If you're between the ages of 18 and 21 and live in California, congratulations: The California Legislature is halfway to further eroding your rights.
The State Senate last week voted to increase the age that you can legally buy tobacco products from 18 to 21. If it passes the Assembly and Governor Jerry Brown signs it, California will embrace the concept of essentially putting training wheels on your adulthood status.
While you can't legally buy alcohol already, the real question should be why not? There is no morally higher ground by having a higher age limit to legally buy alcohol and tobacco than it is legally able to do anything else.
But the big bad alcohol and tobacco companies want you to start doing something that could ultimately kill you.
Funny, State Senator Hernandez who sponsored the bill seems to have no major issue - at least publicly stated - with 18-year -olds making decisions to join the military that certainly can lead to situations where they can get killed or seriously have their health compromised for the rest of their life.

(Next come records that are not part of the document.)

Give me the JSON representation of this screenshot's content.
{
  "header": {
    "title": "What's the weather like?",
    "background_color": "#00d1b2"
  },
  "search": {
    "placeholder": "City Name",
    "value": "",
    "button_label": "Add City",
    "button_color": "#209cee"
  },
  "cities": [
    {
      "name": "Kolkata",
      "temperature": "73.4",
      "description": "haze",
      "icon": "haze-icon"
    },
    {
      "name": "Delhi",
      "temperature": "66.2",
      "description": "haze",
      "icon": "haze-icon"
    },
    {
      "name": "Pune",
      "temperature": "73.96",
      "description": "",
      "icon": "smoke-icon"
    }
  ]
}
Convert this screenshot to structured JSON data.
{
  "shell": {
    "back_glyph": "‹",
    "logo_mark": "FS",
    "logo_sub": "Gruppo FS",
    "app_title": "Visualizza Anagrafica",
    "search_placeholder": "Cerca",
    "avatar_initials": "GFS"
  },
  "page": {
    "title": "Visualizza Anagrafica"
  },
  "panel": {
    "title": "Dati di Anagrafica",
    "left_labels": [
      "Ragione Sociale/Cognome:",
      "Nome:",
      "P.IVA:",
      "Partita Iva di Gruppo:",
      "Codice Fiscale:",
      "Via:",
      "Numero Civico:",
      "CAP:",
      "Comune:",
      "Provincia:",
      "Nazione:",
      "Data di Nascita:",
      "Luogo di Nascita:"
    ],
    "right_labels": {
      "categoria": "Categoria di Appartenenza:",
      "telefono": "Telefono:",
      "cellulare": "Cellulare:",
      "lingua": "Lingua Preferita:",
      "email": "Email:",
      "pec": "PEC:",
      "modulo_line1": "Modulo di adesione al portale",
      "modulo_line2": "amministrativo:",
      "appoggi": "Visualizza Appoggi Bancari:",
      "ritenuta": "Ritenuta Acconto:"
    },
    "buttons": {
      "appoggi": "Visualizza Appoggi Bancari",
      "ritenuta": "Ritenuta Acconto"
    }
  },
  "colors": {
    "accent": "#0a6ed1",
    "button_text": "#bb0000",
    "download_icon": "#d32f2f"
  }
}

You're adult enough to essentially agree to lay down your life to protect the freedoms of people in this country - including other adults that can legally buy tobacco and alcohol products - but you're not considered mature enough to buy tobacco or alcohol.
However, you can legally buy marijuana by simply obtaining a medical marijuana card which based on overwhelming evidence you can easily obtain for unscrupulous sources with a brief five minute exchange - basically long enough to swipe your debit card or fork over the cash to cover the fee of the physician issuing the card.
So how come that is OK?
Oh, right. I forgot. There are medical marijuana advocacy groups out there who cite research saying smoking pot is far, far less dangerous to your overall health than cigarettes. But at the same time legislators ignore similar claims of "research" cited by e-cigarette makers about their product versus cigarettes. Lawmakers are also targeting raising the age limit for the sale of e-cigarette products.
But wait - aren't both advocacy groups self-serving and their research subject to being taken with a grain of salt? After all, lawmakers across the country did the same when tobacco companies rolled out research saying cigarette filters made smoking less toxic.
No problem as Hernandez and other politicians supporting the effort to raise the age to legally buy tobacco products cite the "bible" when it comes to setting the standard for tobacco research - the American Lung Association. No one disputes their research.
That is why those politicians hell-bent on eroding the rights of a minority of adults might at least want to check out the American Lung Association website. It clearly states smoking marijuana has the same issues with toxics, irritants, and carcinogen concerns as smoking tobacco. Actually it states because marijuana smokers tend to inhale deeper that they are getting more potentially lethal exposure. In short, smoke is extremely bad for your lungs whether it is from burning wood, cigarettes or marijuana.
And yes, for pot use advocates reading the previous paragraph who are about to go bonkers, the American Lung Association makes it clear health concerns are different based on how marijuana is consumed although they do note toxicity issues with children who consume pot.
So why doesn't Hernandez - or other politicians worried about the health of 18- to 21-year-olds - propose outlawing the sale of marijuana that can be smoked even if the adult with training wheels has a medical marijuana card?
Could it be political suicide to do so even by someone that embraces the nanny state as marijuana may not be viewed as harshly as cigarettes by a majority of people?
And if 18- to 21-year-olds can't be trusted to make decisions that have long-range implications on their overall health because apparently their "brains" aren't fully developed, then why do we let them enter into long-term contracts to buy a car or sign up for college loans that may take 30-plus years to pay off?
It's not too much of a stretch arguing having three decades or so of stress trying to figure out how to pay off a crushing debt you entered into when you were 18 while trying to keep your nose above the proverbial water can aggravate serious health conditions.
The real issue here isn't how addictive smoking is or whether it can kill you.
It's whether you are an adult at 18.
If you are, the government shouldn't have any rules in place that conditions the general rights you have as an adult based on an age group alone.
This column is the opinion of Dennis Wyatt and does not necessarily represent the opinion of Morris Newspaper Corp. of CA.